A Comparative study of Etisalat GSM occurrence variation in the Riverine communities of Akwa Ibom State has been carried out. A global positioning system (GPS) was used to measure the longitude and latitude at the particular location, while an Etisalat phone meter configured from a Nokia 2700 phone was used to measure the strength in percentage (%). The network investigated in this study is Etisalat Network. Since the study covers 6 (six) local government area s in Akwa Ibom State with Okobo local government having an average Etisalat signal of 51.5^, 87.5% for Eket, 35.0% for Onna, 5.0% for Mbo, 32.7% for Esit-Eket and 50.6% for Eastern-Obolo local government areas respectively. There were also locations in each local government areas that had Nil occurrence while others had a poor Etisalat signal strength which needed more signal boosters that the GSM Network providers should take note.
1.1 GENERAL INTRODUCTION
The global system for mobile communication (GSM) network is the most moderate way used by billions of mobile phone users across the world. Though the telephone stations are connected to signals, both signals are parts of the GSM network. From statistics accumulations by an organization as GSM association, 90% of all mobile phones around the world are part of this network (Bose, 1998).
The principal reason of GSM network is for easy access to cellular and satellite platform across the entire national line. Using digital technology, it gives both speech and data channels in its system. At least, these channels operate on the second generation (2G) network, but many use the third generation (3G) network system to offer these services. These enables the exchange of information at high speed data rate via satellite and mobile cellular towards across networks and company lines. The original purpose for the creation of GSM was to address cellular infrastructure in Europe, but it quickly extended to other nations. Many of the accepted and order of operating the GSM network are printed in journals (Deghan, 2000). This enables skilled workers to shape so as to move faster and more efficiently their protocol from one system to another. Though the GSM may operate on different frequencies depending on the system used such as 2G, 3G with each frequency also divided into different channels for short burst of digital information to be sent via messages. GSM network operates in different frequencies in different countries and much has to do with the sheer volume of the mobile phone used in different parts of the world.

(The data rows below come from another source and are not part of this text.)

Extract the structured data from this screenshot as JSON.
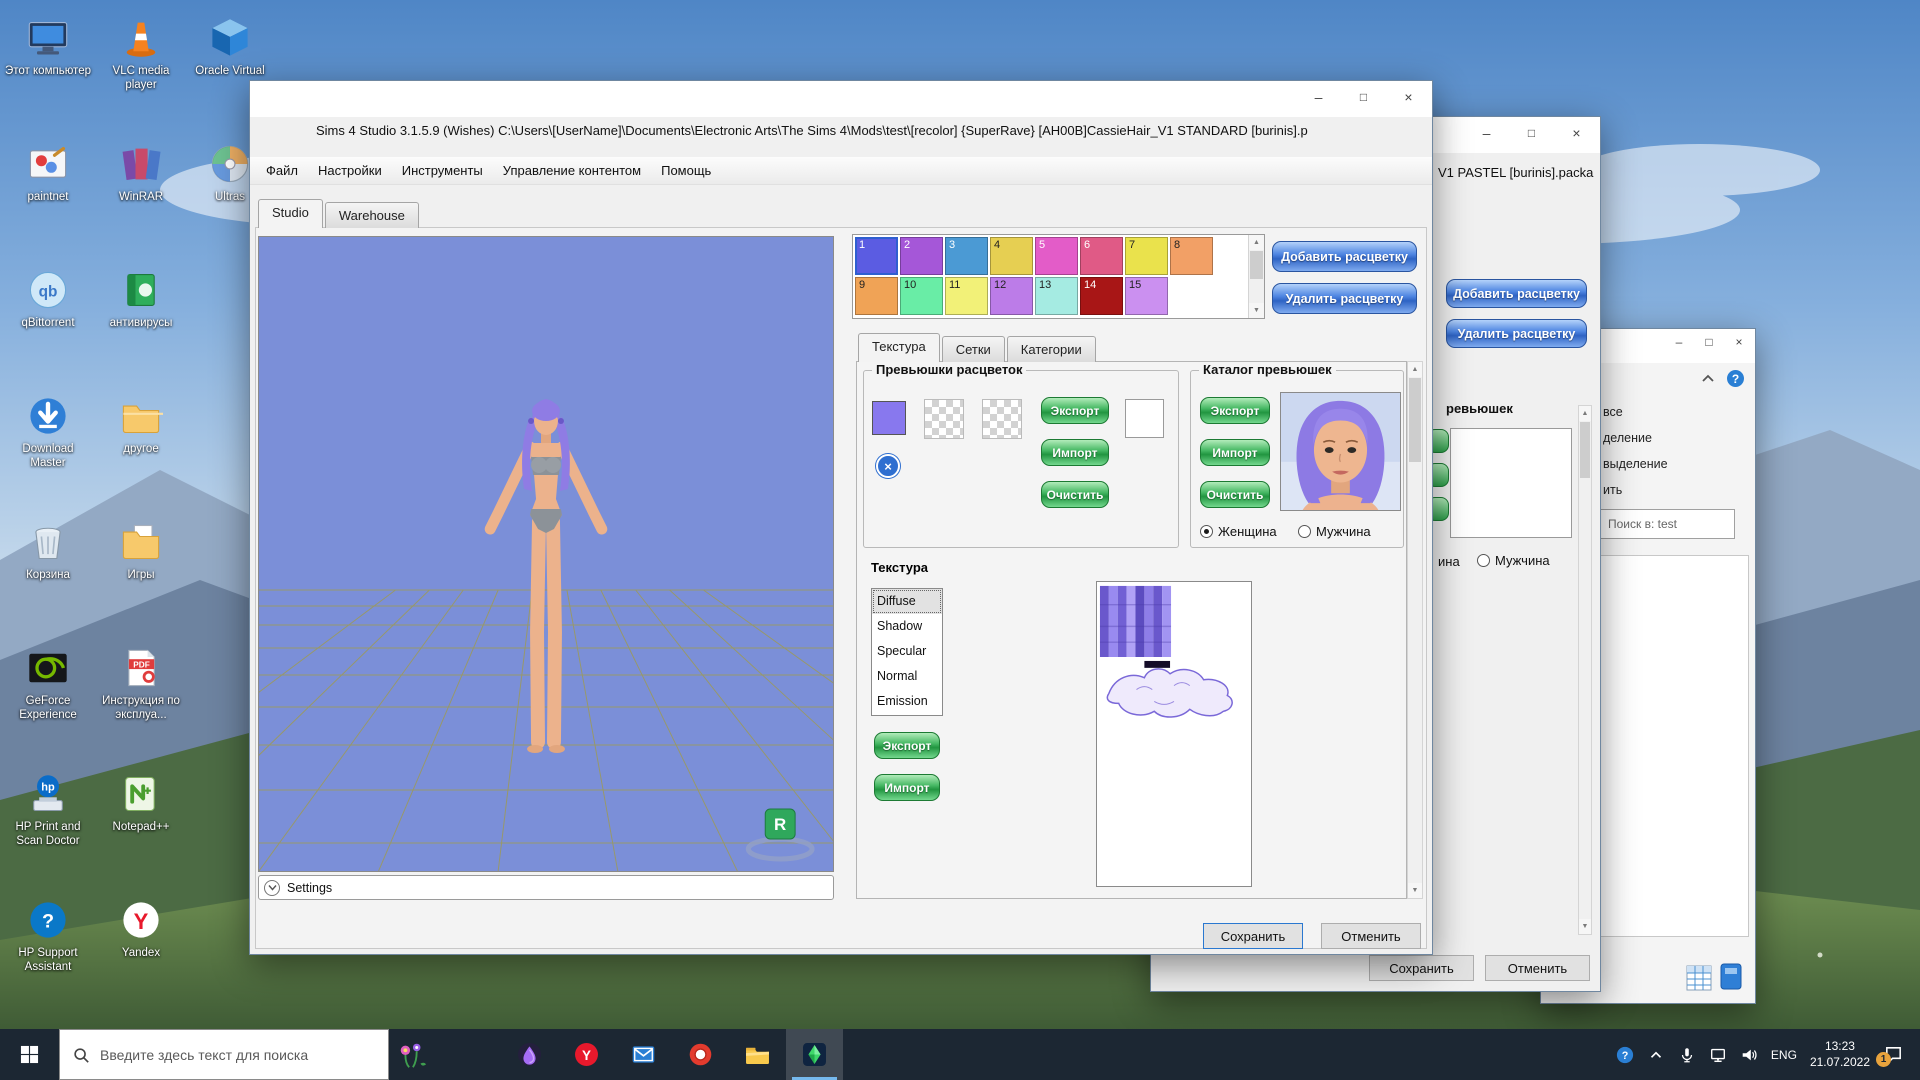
{
  "desktop": {
    "columns": [
      {
        "icons": [
          {
            "type": "this-pc",
            "label": "Этот компьютер"
          },
          {
            "type": "paintnet",
            "label": "paintnet"
          },
          {
            "type": "qbittorrent",
            "label": "qBittorrent"
          },
          {
            "type": "download-master",
            "label": "Download Master"
          },
          {
            "type": "recycle-bin",
            "label": "Корзина"
          },
          {
            "type": "geforce",
            "label": "GeForce Experience"
          },
          {
            "type": "hp-print",
            "label": "HP Print and Scan Doctor"
          },
          {
            "type": "hp-support",
            "label": "HP Support Assistant"
          }
        ]
      },
      {
        "icons": [
          {
            "type": "vlc",
            "label": "VLC media player"
          },
          {
            "type": "winrar",
            "label": "WinRAR"
          },
          {
            "type": "antivirus",
            "label": "антивирусы"
          },
          {
            "type": "folder",
            "label": "другое"
          },
          {
            "type": "games-folder",
            "label": "Игры"
          },
          {
            "type": "pdf",
            "label": "Инструкция по эксплуа..."
          },
          {
            "type": "notepadpp",
            "label": "Notepad++"
          },
          {
            "type": "yandex",
            "label": "Yandex"
          }
        ]
      },
      {
        "icons": [
          {
            "type": "virtualbox",
            "label": "Oracle Virtual"
          },
          {
            "type": "ultraiso",
            "label": "Ultras"
          }
        ]
      }
    ]
  },
  "win1": {
    "title": "Sims 4 Studio 3.1.5.9 (Wishes)  C:\\Users\\[UserName]\\Documents\\Electronic Arts\\The Sims 4\\Mods\\test\\[recolor] {SuperRave} [AH00B]CassieHair_V1 STANDARD [burinis].p",
    "menu": [
      "Файл",
      "Настройки",
      "Инструменты",
      "Управление контентом",
      "Помощь"
    ],
    "tabs": [
      {
        "label": "Studio",
        "active": true
      },
      {
        "label": "Warehouse",
        "active": false
      }
    ],
    "swatches": [
      {
        "n": "1",
        "c": "#5b5ce2",
        "t": "#ffffff",
        "sel": true
      },
      {
        "n": "2",
        "c": "#a557d8",
        "t": "#ffffff"
      },
      {
        "n": "3",
        "c": "#4b9ad4",
        "t": "#ffffff"
      },
      {
        "n": "4",
        "c": "#e6cf52",
        "t": "#222222"
      },
      {
        "n": "5",
        "c": "#e35cc8",
        "t": "#ffffff"
      },
      {
        "n": "6",
        "c": "#e05a86",
        "t": "#ffffff"
      },
      {
        "n": "7",
        "c": "#eae24c",
        "t": "#222222"
      },
      {
        "n": "8",
        "c": "#f2a066",
        "t": "#222222"
      },
      {
        "n": "9",
        "c": "#f0a356",
        "t": "#222222"
      },
      {
        "n": "10",
        "c": "#69eda6",
        "t": "#222222"
      },
      {
        "n": "11",
        "c": "#f2f178",
        "t": "#222222"
      },
      {
        "n": "12",
        "c": "#bc7ce8",
        "t": "#222222"
      },
      {
        "n": "13",
        "c": "#a5ebe2",
        "t": "#222222"
      },
      {
        "n": "14",
        "c": "#a81616",
        "t": "#ffffff"
      },
      {
        "n": "15",
        "c": "#cb90f0",
        "t": "#222222"
      }
    ],
    "add_color": "Добавить расцветку",
    "remove_color": "Удалить расцветку",
    "subtabs": [
      {
        "label": "Текстура",
        "active": true
      },
      {
        "label": "Сетки",
        "active": false
      },
      {
        "label": "Категории",
        "active": false
      }
    ],
    "group_previews": {
      "title": "Превьюшки расцветок",
      "export": "Экспорт",
      "import": "Импорт",
      "clear": "Очистить"
    },
    "group_catalog": {
      "title": "Каталог превьюшек",
      "export": "Экспорт",
      "import": "Импорт",
      "clear": "Очистить",
      "radio_female": "Женщина",
      "radio_male": "Мужчина"
    },
    "texture": {
      "title": "Текстура",
      "items": [
        "Diffuse",
        "Shadow",
        "Specular",
        "Normal",
        "Emission"
      ],
      "selected": "Diffuse",
      "export": "Экспорт",
      "import": "Импорт"
    },
    "viewport": {
      "settings": "Settings",
      "badge": "R"
    },
    "save": "Сохранить",
    "cancel": "Отменить"
  },
  "win2": {
    "title_fragment": "V1 PASTEL [burinis].packa",
    "add_color": "Добавить расцветку",
    "remove_color": "Удалить расцветку",
    "label_fragment": "ревьюшек",
    "radio_fragment": "ина",
    "radio_male": "Мужчина",
    "save": "Сохранить",
    "cancel": "Отменить"
  },
  "win3": {
    "items": [
      "все",
      "деление",
      "выделение",
      "ить"
    ],
    "search": "Поиск в: test"
  },
  "taskbar": {
    "search_placeholder": "Введите здесь текст для поиска",
    "apps": [
      {
        "name": "purple-drop-app"
      },
      {
        "name": "yandex-browser"
      },
      {
        "name": "mail"
      },
      {
        "name": "red-circle-app"
      },
      {
        "name": "file-explorer"
      },
      {
        "name": "sims4",
        "active": true
      }
    ],
    "tray": [
      "tray-help",
      "chevron-up",
      "microphone",
      "network",
      "volume"
    ],
    "lang": "ENG",
    "time": "13:23",
    "date": "21.07.2022",
    "badge": "1"
  }
}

In sending information via GSM network, two different forms of code are used 6.5 and 13 kilobits per second respectively commonly known as half rate and full rate channels (Ceo, 2005).
1.2 BACKGROUND INFORMATION ON GSM
GSM (Global System for Mobile Communications, Originally Groupie Special Mobile) is a standard set developed by the European telecommunications standard institute (ETSI), to describe protocols for second generation (2G) digital cellular network used by mobile phones. It became the defacto global standard for mobile communications with over 80% market share. The GSM standard was developed as a replacement for first generation (1G) analog cellular networks and originally described as digital, circuit switched network optimized for full duplex voice telephony. This was expanded overtime to include data communications, first by circuit switched transport, then packet data transport via GPRS (General Packet Radio Services) and EDGE (Enhanced Data Rates for GSM Evolution or EGPRS).
In 1982, work began to develop an European standard for digital cellular voice telephony when the European conference of portal and telecommunications administration (CEPT) created the Groupie Special Mobile committee and later provided a permanent group of technical support personnel based in Paris.
Five years later in 1987, 15 representatives from 13 European countries signed a memorandum of understanding in Copenhagen to develop and deploy a common cellular telephone system across Europe, and European Union rules were passed to make GSM a mandatory standard. The decision to develop a continental standard eventually resulted in a unified, open, standard based netowkr which was larger than that in the United States. In 1989, the Groupie Special Mobile committee was transferred from CEPT to the European telecommunications standard institute (ETSI).
In 1987 Europe produced the very first agreed GSM technical specification. Ministers from the 4 big EU countries commended their political support for GSM with Bonn Minister’s declaration (May) and the GSM Memorandum of Understanding (MOU) was tabled for signature in September 1987. The MOU drew in mobile operators from across Europe to pledge to invest in new GSM networks to an ambitious common data. It got up and run fast.
Phase 1 of the GSM specification was published in 1990. The world’s first GSM call was made by the former finnish Prime Minister Harri Hokeri to Kaarina Suonio (Major in City of Tampere).
On 1 July 1991 on a network built by telenokia and Siemens and operated by Radiolinja. The following years in 1992, the first short messaging service (SMS or “text message”) was sent and Vodafone UK and Telecom finland signed the first international roaming agreement.
Work began in 1991 to expand the GSM standard to the 1800mHz frequency band and the first 1800mHz network became operational in the UK by 1993. Also that year, Telecom Australia became the first network operator to deploy a GSM network outside Europe and the first practical hand-held GSM mobile phone became available.
A COMPARATIVE STUDY OF ETISALAT GSM OCCURRENCE VARIATION IN THE RIVERINE COMMUNITIES OF AKWA IBOM STATE